┌──

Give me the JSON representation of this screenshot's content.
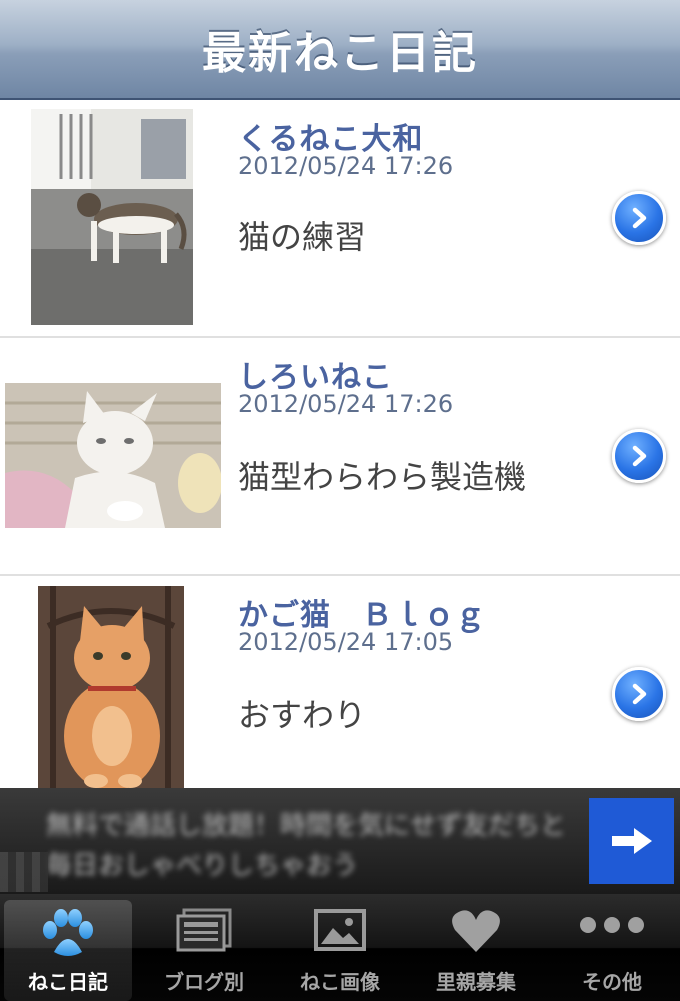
{
  "navbar": {
    "title": "最新ねこ日記"
  },
  "entries": [
    {
      "blog": "くるねこ大和",
      "date": "2012/05/24 17:26",
      "title": "猫の練習"
    },
    {
      "blog": "しろいねこ",
      "date": "2012/05/24 17:26",
      "title": "猫型わらわら製造機"
    },
    {
      "blog": "かご猫　Ｂｌｏｇ",
      "date": "2012/05/24 17:05",
      "title": "おすわり"
    }
  ],
  "ad": {
    "text": "無料で通話し放題！時間を気にせず友だちと毎日おしゃべりしちゃおう",
    "icon": "arrow-right-icon"
  },
  "tabs": [
    {
      "label": "ねこ日記",
      "icon": "paw-icon",
      "active": true
    },
    {
      "label": "ブログ別",
      "icon": "stacked-list-icon",
      "active": false
    },
    {
      "label": "ねこ画像",
      "icon": "image-icon",
      "active": false
    },
    {
      "label": "里親募集",
      "icon": "heart-icon",
      "active": false
    },
    {
      "label": "その他",
      "icon": "more-icon",
      "active": false
    }
  ],
  "colors": {
    "accent": "#4a63a0",
    "disclosure": "#2a74e6",
    "tabbar": "#141414"
  }
}
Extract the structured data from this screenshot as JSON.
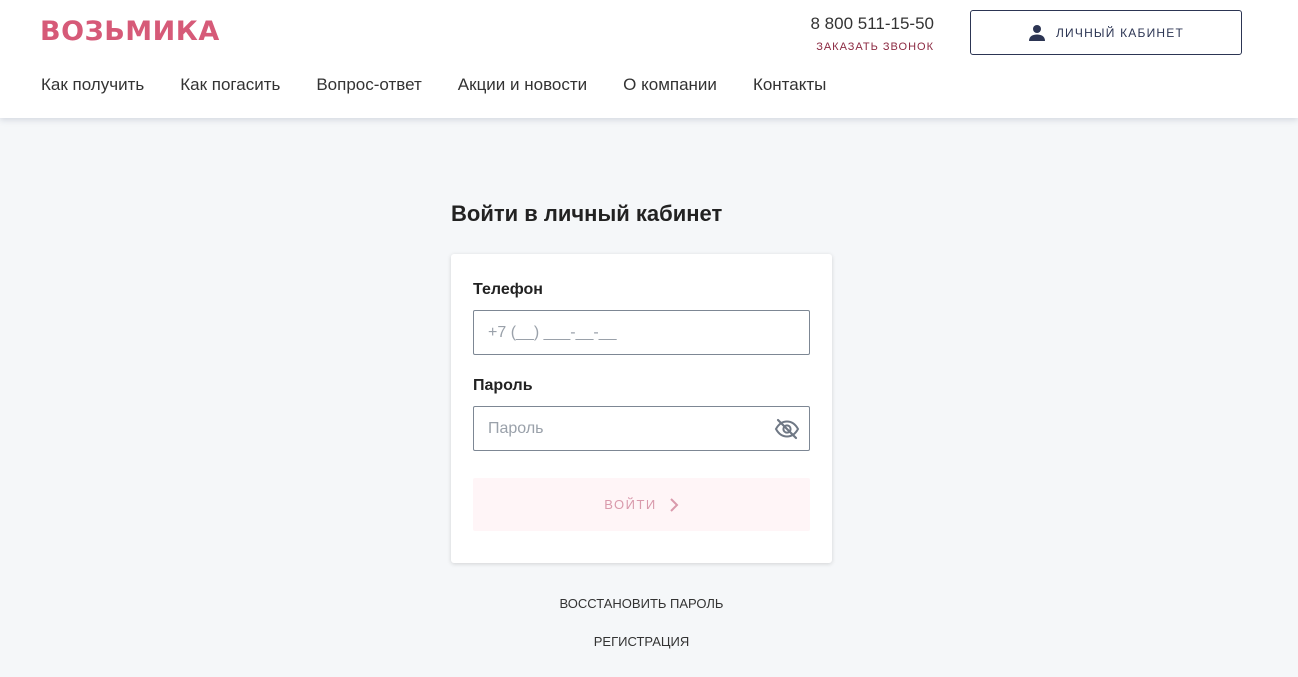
{
  "header": {
    "logo_text": "ВОЗЬМИКА",
    "phone": "8 800 511-15-50",
    "callback_label": "ЗАКАЗАТЬ ЗВОНОК",
    "cabinet_button_label": "ЛИЧНЫЙ КАБИНЕТ",
    "cabinet_icon": "user-icon"
  },
  "nav": {
    "items": [
      {
        "label": "Как получить"
      },
      {
        "label": "Как погасить"
      },
      {
        "label": "Вопрос-ответ"
      },
      {
        "label": "Акции и новости"
      },
      {
        "label": "О компании"
      },
      {
        "label": "Контакты"
      }
    ]
  },
  "login": {
    "title": "Войти в личный кабинет",
    "phone_label": "Телефон",
    "phone_placeholder": "+7 (__) ___-__-__",
    "phone_value": "",
    "password_label": "Пароль",
    "password_placeholder": "Пароль",
    "password_value": "",
    "password_toggle_icon": "eye-off-icon",
    "submit_label": "ВОЙТИ",
    "submit_icon": "chevron-right-icon",
    "restore_link": "ВОССТАНОВИТЬ ПАРОЛЬ",
    "register_link": "РЕГИСТРАЦИЯ"
  },
  "colors": {
    "brand": "#d65a78",
    "accent_dark": "#2c3553",
    "callback": "#8c2a42",
    "background": "#f5f7f9",
    "submit_disabled_bg": "#fff5f7",
    "submit_disabled_text": "#d99aac"
  }
}
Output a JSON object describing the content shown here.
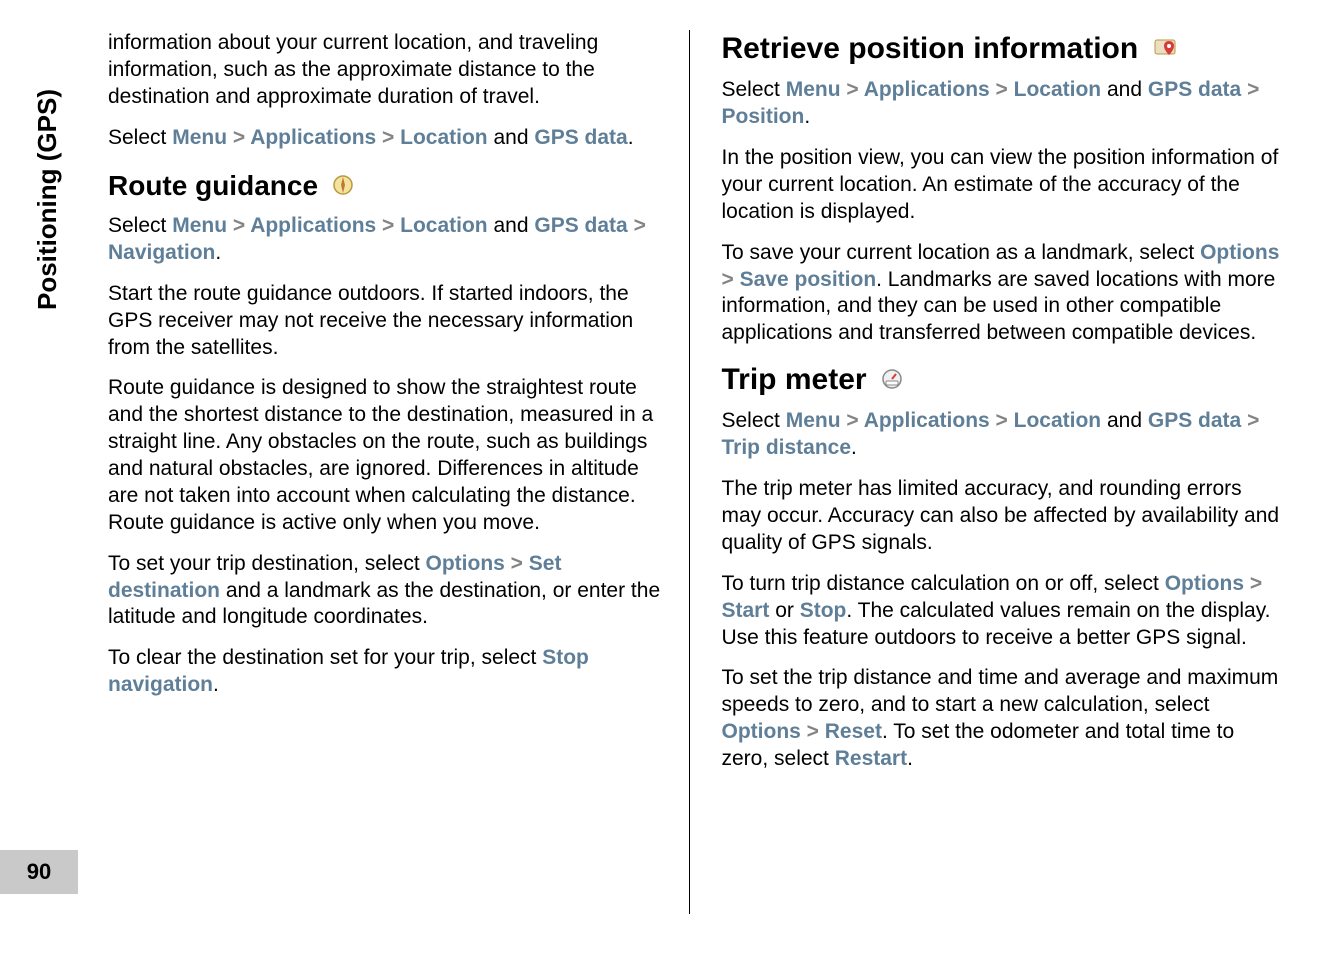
{
  "sideTab": "Positioning (GPS)",
  "pageNumber": "90",
  "sep": " > ",
  "and": " and ",
  "period": ".",
  "or": " or ",
  "left": {
    "introPara": "information about your current location, and traveling information, such as the approximate distance to the destination and approximate duration of travel.",
    "selectWord": "Select ",
    "nav1": {
      "menu": "Menu",
      "apps": "Applications",
      "loc": "Location",
      "gps": "GPS data"
    },
    "routeGuidanceHeading": "Route guidance",
    "nav2": {
      "menu": "Menu",
      "apps": "Applications",
      "loc": "Location",
      "gps": "GPS data",
      "navItem": "Navigation"
    },
    "para2": "Start the route guidance outdoors. If started indoors, the GPS receiver may not receive the necessary information from the satellites.",
    "para3": "Route guidance is designed to show the straightest route and the shortest distance to the destination, measured in a straight line. Any obstacles on the route, such as buildings and natural obstacles, are ignored. Differences in altitude are not taken into account when calculating the distance. Route guidance is active only when you move.",
    "para4a": "To set your trip destination, select ",
    "para4Options": "Options",
    "para4Set": "Set destination",
    "para4b": " and a landmark as the destination, or enter the latitude and longitude coordinates.",
    "para5a": "To clear the destination set for your trip, select ",
    "para5Stop": "Stop navigation"
  },
  "right": {
    "retrieveHeading": "Retrieve position information",
    "selectWord": "Select ",
    "nav1": {
      "menu": "Menu",
      "apps": "Applications",
      "loc": "Location",
      "gps": "GPS data",
      "pos": "Position"
    },
    "para1": "In the position view, you can view the position information of your current location. An estimate of the accuracy of the location is displayed.",
    "para2a": "To save your current location as a landmark, select ",
    "para2Options": "Options",
    "para2Save": "Save position",
    "para2b": ". Landmarks are saved locations with more information, and they can be used in other compatible applications and transferred between compatible devices.",
    "tripHeading": "Trip meter",
    "nav2": {
      "menu": "Menu",
      "apps": "Applications",
      "loc": "Location",
      "gps": "GPS data",
      "trip": "Trip distance"
    },
    "para3": "The trip meter has limited accuracy, and rounding errors may occur. Accuracy can also be affected by availability and quality of GPS signals.",
    "para4a": "To turn trip distance calculation on or off, select ",
    "para4Options": "Options",
    "para4Start": "Start",
    "para4Stop": "Stop",
    "para4b": ". The calculated values remain on the display. Use this feature outdoors to receive a better GPS signal.",
    "para5a": "To set the trip distance and time and average and maximum speeds to zero, and to start a new calculation, select ",
    "para5Options": "Options",
    "para5Reset": "Reset",
    "para5b": ". To set the odometer and total time to zero, select ",
    "para5Restart": "Restart"
  }
}
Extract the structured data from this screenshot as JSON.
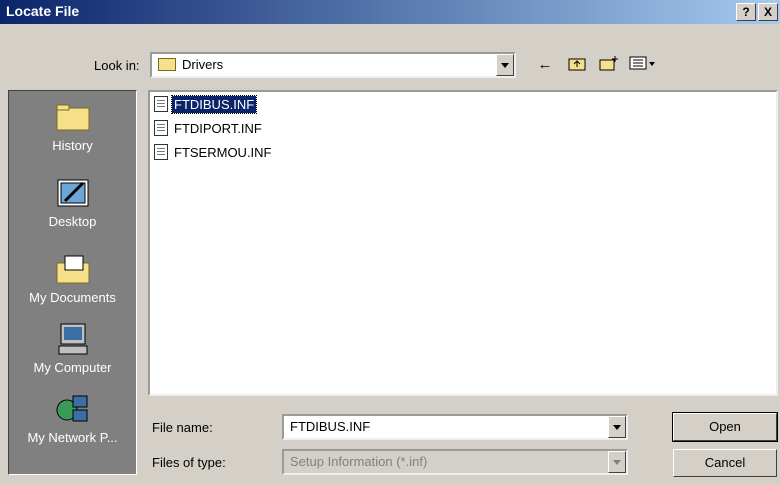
{
  "window": {
    "title": "Locate File",
    "help": "?",
    "close": "X"
  },
  "look_in": {
    "label": "Look in:",
    "value": "Drivers"
  },
  "toolbar": {
    "back": "←",
    "up": "up-folder",
    "new_folder": "new-folder",
    "view": "view-menu"
  },
  "places": [
    {
      "label": "History",
      "icon": "history-icon"
    },
    {
      "label": "Desktop",
      "icon": "desktop-icon"
    },
    {
      "label": "My Documents",
      "icon": "my-documents-icon"
    },
    {
      "label": "My Computer",
      "icon": "my-computer-icon"
    },
    {
      "label": "My Network P...",
      "icon": "network-places-icon"
    }
  ],
  "files": [
    {
      "name": "FTDIBUS.INF",
      "selected": true
    },
    {
      "name": "FTDIPORT.INF",
      "selected": false
    },
    {
      "name": "FTSERMOU.INF",
      "selected": false
    }
  ],
  "file_name": {
    "label": "File name:",
    "value": "FTDIBUS.INF"
  },
  "file_type": {
    "label": "Files of type:",
    "value": "Setup Information (*.inf)"
  },
  "buttons": {
    "open": "Open",
    "cancel": "Cancel"
  },
  "colors": {
    "titlebar_start": "#0a246a",
    "titlebar_end": "#a6caf0",
    "selection": "#0a246a",
    "places_bg": "#808080"
  }
}
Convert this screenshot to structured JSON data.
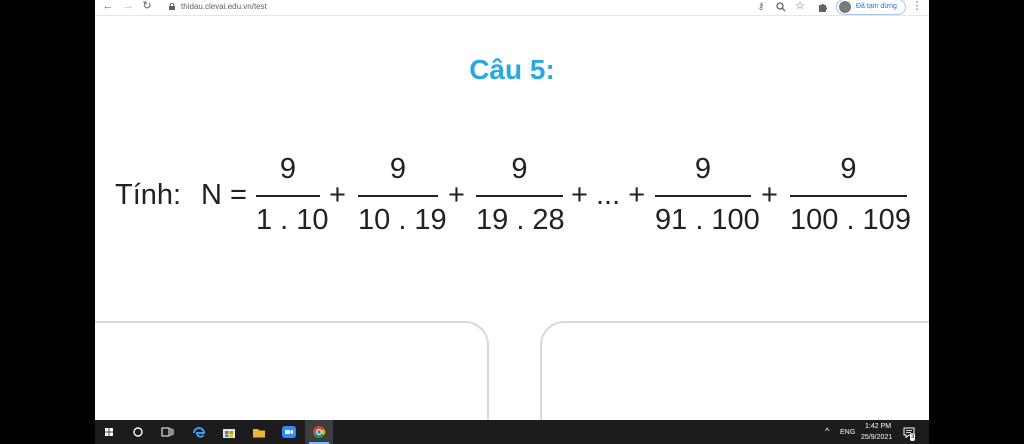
{
  "browser": {
    "url": "thidau.clevai.edu.vn/test",
    "profile_label": "Đã tạm dừng"
  },
  "page": {
    "title": "Câu 5:",
    "formula": {
      "label": "Tính:",
      "lhs": "N =",
      "fractions": [
        {
          "num": "9",
          "den": "1 . 10"
        },
        {
          "num": "9",
          "den": "10 . 19"
        },
        {
          "num": "9",
          "den": "19 . 28"
        },
        {
          "num": "9",
          "den": "91 . 100"
        },
        {
          "num": "9",
          "den": "100 . 109"
        }
      ],
      "operators": [
        "+",
        "+",
        "+ ... +",
        "+"
      ]
    }
  },
  "taskbar": {
    "language": "ENG",
    "time": "1:42 PM",
    "date": "25/9/2021",
    "notification_count": "3"
  },
  "colors": {
    "title": "#29a8e0",
    "profile": "#1a73e8",
    "taskbar": "#1c1c1c"
  }
}
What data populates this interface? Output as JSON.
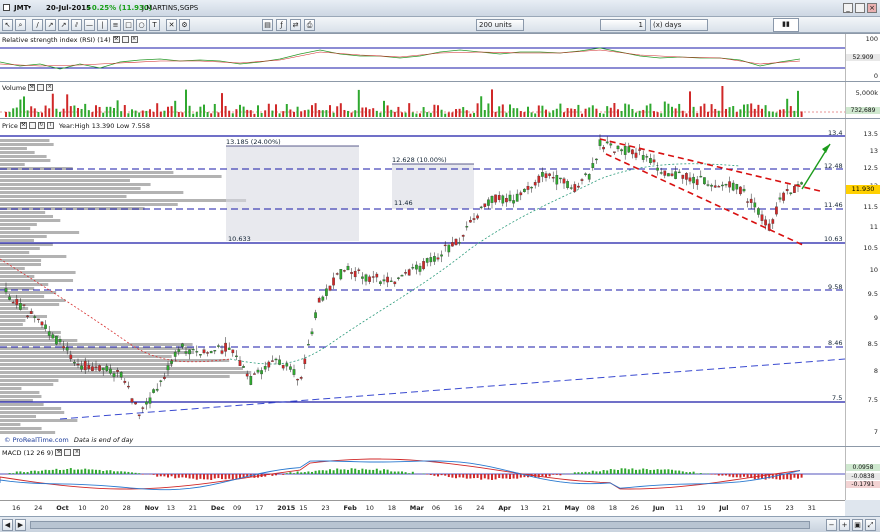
{
  "window": {
    "symbol": "JMT",
    "date": "20-Jul-2015",
    "change": "+0.25% (11.930)",
    "company": "J.MARTINS,SGPS",
    "units": "200 units",
    "period_value": "1",
    "period_unit": "(x) days"
  },
  "rsi": {
    "title": "Relative strength index (RSI) (14)",
    "value": "52.909",
    "ticks": [
      "100",
      "0"
    ]
  },
  "volume": {
    "title": "Volume",
    "value": "732,689",
    "ticks": [
      "5,000k"
    ]
  },
  "price": {
    "title": "Price",
    "year_stats": "Year:High 13.390 Low 7.558",
    "current": "11.930",
    "ticks": [
      "13.5",
      "13",
      "12.5",
      "12",
      "11.5",
      "11",
      "10.5",
      "10",
      "9.5",
      "9",
      "8.5",
      "8",
      "7.5",
      "7"
    ],
    "levels": [
      "13.4",
      "12.48",
      "11.46",
      "10.63",
      "9.58",
      "8.46",
      "7.5"
    ],
    "fib_labels": [
      "13.185 (24.00%)",
      "12.628 (10.00%)",
      "11.46",
      "10.633"
    ],
    "footer_brand": "© ProRealTime.com",
    "footer_note": "Data is end of day"
  },
  "macd": {
    "title": "MACD (12 26 9)",
    "values": [
      "0.0958",
      "-0.0838",
      "-0.1791"
    ]
  },
  "time_axis": {
    "numbers": [
      "16",
      "24",
      "Oct",
      "10",
      "20",
      "28",
      "Nov",
      "13",
      "21",
      "Dec",
      "09",
      "17",
      "2015",
      "15",
      "23",
      "Feb",
      "10",
      "18",
      "Mar",
      "06",
      "16",
      "24",
      "Apr",
      "13",
      "21",
      "May",
      "08",
      "18",
      "26",
      "Jun",
      "11",
      "19",
      "Jul",
      "07",
      "15",
      "23",
      "31"
    ]
  },
  "colors": {
    "up": "#2fa82f",
    "down": "#d02828",
    "level": "#1a1aa8",
    "trend": "#d81010",
    "arrow": "#1c9b1c",
    "ma": "#2a9a7a",
    "highlight": "#ffd000"
  }
}
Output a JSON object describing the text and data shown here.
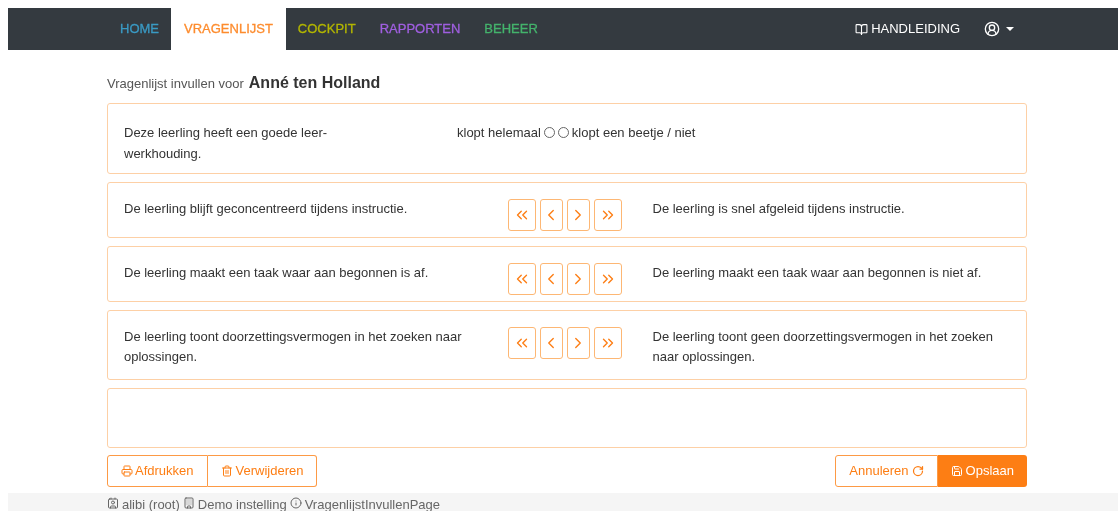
{
  "nav": {
    "tabs": [
      {
        "label": "HOME",
        "color": "#3a9ac4",
        "selected": false
      },
      {
        "label": "VRAGENLIJST",
        "color": "#fd8c2e",
        "selected": true
      },
      {
        "label": "COCKPIT",
        "color": "#b2b500",
        "selected": false
      },
      {
        "label": "RAPPORTEN",
        "color": "#a05fe0",
        "selected": false
      },
      {
        "label": "BEHEER",
        "color": "#44b36c",
        "selected": false
      }
    ],
    "manual": "HANDLEIDING"
  },
  "heading": {
    "prefix": "Vragenlijst invullen voor",
    "name": "Anné ten Holland"
  },
  "questions": [
    {
      "kind": "radio",
      "text": "Deze leerling heeft een goede leer-werkhouding.",
      "options": [
        {
          "label": "klopt helemaal",
          "checked": false
        },
        {
          "label": "klopt een beetje / niet",
          "checked": false
        }
      ]
    },
    {
      "kind": "scale",
      "left": "De leerling blijft geconcentreerd tijdens instructie.",
      "right": "De leerling is snel afgeleid tijdens instructie."
    },
    {
      "kind": "scale",
      "left": "De leerling maakt een taak waar aan begonnen is af.",
      "right": "De leerling maakt een taak waar aan begonnen is niet af."
    },
    {
      "kind": "scale",
      "left": "De leerling toont doorzettingsvermogen in het zoeken naar oplossingen.",
      "right": "De leerling toont geen doorzettingsvermogen in het zoeken naar oplossingen."
    }
  ],
  "actions": {
    "print": "Afdrukken",
    "delete": "Verwijderen",
    "cancel": "Annuleren",
    "save": "Opslaan"
  },
  "footer": {
    "user": "alibi (root)",
    "institution": "Demo instelling",
    "page": "VragenlijstInvullenPage"
  }
}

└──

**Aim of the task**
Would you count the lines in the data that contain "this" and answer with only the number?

**Response**
6